Biden administration to press Taiwan to resolve auto chip shortage

Biden administration officials have called an ad-hoc meeting next week with Taiwan government and industry officials, during which they’re expected to pressure Taiwan Semiconductor Manufacturing Co. and its peers to ramp up the supply of vital chips to American automakers.

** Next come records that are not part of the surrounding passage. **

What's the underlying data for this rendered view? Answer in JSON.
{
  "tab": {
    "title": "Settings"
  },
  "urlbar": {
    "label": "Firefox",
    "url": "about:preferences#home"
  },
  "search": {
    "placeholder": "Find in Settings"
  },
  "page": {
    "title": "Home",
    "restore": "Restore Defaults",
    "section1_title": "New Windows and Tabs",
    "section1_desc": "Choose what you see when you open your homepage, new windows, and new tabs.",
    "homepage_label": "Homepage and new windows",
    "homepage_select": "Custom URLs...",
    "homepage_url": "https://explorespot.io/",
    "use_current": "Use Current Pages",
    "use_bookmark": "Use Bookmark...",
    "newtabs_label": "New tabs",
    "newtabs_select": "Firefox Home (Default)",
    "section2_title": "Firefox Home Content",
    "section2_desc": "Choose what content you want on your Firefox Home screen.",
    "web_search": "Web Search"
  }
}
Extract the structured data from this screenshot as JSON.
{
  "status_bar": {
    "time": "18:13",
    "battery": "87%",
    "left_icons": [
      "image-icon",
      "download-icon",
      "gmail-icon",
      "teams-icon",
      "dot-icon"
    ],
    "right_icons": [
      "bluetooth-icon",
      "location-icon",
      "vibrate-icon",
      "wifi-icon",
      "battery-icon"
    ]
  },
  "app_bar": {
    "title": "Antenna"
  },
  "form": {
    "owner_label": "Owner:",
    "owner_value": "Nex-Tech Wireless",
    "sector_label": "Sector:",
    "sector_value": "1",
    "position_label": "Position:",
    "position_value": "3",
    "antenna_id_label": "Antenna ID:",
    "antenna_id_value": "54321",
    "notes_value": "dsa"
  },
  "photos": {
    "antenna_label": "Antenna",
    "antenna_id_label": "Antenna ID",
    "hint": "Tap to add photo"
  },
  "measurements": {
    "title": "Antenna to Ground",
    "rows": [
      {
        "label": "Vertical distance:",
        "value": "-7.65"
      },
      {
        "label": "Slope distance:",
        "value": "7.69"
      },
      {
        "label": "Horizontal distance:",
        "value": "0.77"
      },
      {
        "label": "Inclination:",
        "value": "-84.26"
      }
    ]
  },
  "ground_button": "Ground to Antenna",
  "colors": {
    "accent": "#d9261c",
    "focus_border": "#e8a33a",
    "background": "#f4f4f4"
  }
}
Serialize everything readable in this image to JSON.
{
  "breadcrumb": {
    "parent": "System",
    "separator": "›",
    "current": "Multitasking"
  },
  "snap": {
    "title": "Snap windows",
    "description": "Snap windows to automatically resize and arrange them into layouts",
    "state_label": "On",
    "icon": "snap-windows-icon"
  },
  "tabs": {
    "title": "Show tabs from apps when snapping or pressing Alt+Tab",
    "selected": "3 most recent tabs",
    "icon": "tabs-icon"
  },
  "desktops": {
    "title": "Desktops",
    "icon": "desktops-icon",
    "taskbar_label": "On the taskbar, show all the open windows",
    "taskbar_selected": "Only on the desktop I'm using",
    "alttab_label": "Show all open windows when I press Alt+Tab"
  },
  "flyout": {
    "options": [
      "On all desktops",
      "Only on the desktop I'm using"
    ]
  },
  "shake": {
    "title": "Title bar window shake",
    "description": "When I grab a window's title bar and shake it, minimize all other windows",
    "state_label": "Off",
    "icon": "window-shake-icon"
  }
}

The virtual conference scheduled for Thursday would be the most high-profile meeting between newly appointed Biden administration officials and their counterparts from Taipei. Deputy Assistant Secretary of State Matt Murray and Acting Deputy Assistant Secretary of Commerce Richard Steffens are scheduled to confer with Taiwan Minister of Economic Affairs Wang Mei-hua, people familiar with the matter said. Executives from the island’s largest chipmakers including TSMC and MediaTek Inc. will also attend a discussion centered on resolving a global shortage of auto chips, they said.

The meeting is intended to forge closer ties between the two sides, the ministry said in a statement to Bloomberg News, without elaborating on the agenda or final attendance list. Chinese Foreign Ministry spokesman Zhao Lijian told a regular news briefing Friday he wasn’t aware of the meeting, but reiterated that Beijing “opposes official interactions between the U.S. and China’s Taiwan region.”

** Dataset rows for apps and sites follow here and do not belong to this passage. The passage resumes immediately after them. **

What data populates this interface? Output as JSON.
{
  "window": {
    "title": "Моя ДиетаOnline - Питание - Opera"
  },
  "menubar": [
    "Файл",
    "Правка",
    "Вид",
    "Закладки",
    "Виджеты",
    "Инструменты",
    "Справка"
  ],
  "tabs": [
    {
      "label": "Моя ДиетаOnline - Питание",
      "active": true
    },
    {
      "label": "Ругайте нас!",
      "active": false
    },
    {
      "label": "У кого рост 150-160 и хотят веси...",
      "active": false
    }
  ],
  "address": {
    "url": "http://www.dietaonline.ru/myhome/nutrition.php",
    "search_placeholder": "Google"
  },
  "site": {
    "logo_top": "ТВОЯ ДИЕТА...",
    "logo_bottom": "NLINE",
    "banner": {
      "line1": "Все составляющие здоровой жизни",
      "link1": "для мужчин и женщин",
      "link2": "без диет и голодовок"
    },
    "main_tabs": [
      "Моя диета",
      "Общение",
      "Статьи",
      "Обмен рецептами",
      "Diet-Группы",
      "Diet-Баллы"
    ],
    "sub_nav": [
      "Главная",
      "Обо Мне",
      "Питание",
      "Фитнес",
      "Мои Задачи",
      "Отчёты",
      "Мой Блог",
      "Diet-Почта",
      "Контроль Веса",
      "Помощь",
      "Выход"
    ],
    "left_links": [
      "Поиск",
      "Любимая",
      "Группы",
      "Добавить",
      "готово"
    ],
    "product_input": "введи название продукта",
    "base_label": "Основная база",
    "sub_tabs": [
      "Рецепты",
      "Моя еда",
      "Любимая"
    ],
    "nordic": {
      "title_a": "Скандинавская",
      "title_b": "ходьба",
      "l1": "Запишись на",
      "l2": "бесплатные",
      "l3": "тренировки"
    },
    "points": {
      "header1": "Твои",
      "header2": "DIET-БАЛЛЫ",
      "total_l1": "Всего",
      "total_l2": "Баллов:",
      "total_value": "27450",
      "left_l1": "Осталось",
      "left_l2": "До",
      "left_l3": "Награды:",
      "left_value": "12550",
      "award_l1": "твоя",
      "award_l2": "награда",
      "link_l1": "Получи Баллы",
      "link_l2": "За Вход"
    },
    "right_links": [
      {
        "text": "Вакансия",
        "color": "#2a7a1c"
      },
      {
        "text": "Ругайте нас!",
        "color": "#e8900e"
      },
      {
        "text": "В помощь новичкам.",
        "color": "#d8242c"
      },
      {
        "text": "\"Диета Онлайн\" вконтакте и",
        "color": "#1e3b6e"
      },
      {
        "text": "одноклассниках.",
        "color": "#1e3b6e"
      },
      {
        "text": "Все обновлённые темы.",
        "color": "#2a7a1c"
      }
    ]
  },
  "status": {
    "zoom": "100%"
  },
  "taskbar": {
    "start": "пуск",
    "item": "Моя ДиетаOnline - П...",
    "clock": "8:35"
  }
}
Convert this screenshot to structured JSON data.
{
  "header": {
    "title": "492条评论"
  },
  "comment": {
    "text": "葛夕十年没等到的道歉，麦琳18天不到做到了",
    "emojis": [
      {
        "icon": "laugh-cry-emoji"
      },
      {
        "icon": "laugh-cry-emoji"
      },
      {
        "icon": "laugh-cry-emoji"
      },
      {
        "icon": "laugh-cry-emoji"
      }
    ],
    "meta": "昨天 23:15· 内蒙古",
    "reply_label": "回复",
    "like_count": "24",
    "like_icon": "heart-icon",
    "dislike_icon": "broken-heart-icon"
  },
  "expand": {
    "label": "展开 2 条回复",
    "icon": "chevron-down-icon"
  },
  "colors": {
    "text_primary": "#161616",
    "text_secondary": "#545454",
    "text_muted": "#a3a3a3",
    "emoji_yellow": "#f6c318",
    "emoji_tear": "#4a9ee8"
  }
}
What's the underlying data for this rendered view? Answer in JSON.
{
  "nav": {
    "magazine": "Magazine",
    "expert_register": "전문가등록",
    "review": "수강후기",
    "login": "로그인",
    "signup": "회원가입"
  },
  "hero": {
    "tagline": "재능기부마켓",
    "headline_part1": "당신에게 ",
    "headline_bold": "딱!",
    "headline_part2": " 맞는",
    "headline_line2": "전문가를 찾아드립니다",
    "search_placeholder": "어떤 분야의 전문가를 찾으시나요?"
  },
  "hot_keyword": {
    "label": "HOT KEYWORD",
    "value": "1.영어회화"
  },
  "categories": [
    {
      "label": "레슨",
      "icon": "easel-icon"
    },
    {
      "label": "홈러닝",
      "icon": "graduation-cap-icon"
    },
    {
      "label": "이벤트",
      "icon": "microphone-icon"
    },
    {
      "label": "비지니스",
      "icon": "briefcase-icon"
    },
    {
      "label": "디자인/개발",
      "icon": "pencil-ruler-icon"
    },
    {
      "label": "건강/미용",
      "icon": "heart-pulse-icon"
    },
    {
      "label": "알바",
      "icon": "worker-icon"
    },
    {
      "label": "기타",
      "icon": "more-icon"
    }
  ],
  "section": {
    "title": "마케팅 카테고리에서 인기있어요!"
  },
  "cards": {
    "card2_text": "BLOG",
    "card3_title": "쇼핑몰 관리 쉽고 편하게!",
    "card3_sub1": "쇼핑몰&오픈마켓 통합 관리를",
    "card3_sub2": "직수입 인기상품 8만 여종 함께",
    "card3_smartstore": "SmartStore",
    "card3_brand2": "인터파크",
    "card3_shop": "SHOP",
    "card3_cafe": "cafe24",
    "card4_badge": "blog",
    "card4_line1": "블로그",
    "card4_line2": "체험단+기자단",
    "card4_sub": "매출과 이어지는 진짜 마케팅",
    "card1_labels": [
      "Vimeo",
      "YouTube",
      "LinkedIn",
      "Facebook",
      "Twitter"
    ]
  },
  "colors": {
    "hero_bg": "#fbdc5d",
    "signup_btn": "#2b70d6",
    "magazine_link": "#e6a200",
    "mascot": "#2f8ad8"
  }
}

Global automakers such as General Motors, Ford Motor Co. and Volkswagen Group face potentially $61 billion of lost revenue for the year because they can’t secure enough of the chips that go into a plethora of vehicle parts. TSMC and other Taiwanese companies are among the world’s most sophisticated chipmakers and produce a significant portion of the semiconductors for everything from cars to laptops.

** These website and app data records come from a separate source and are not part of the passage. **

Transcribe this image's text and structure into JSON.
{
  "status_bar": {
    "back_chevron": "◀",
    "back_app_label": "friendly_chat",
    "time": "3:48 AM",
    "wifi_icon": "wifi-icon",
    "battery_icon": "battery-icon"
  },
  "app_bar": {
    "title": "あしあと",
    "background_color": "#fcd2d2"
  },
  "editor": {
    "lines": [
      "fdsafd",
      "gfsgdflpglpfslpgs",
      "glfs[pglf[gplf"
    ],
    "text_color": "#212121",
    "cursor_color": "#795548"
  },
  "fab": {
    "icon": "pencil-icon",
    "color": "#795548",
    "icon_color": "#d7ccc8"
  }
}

This week, TSMC vowed to reallocate capacity to support the global automotive industry. Some industry observers say the shortage stemmed from near-sighted planning and under-estimation of a post-COVID rebound in automobile demand, while others argue chipmakers are prioritizing higher-volume and more lucrative consumer electronics such as smartphones.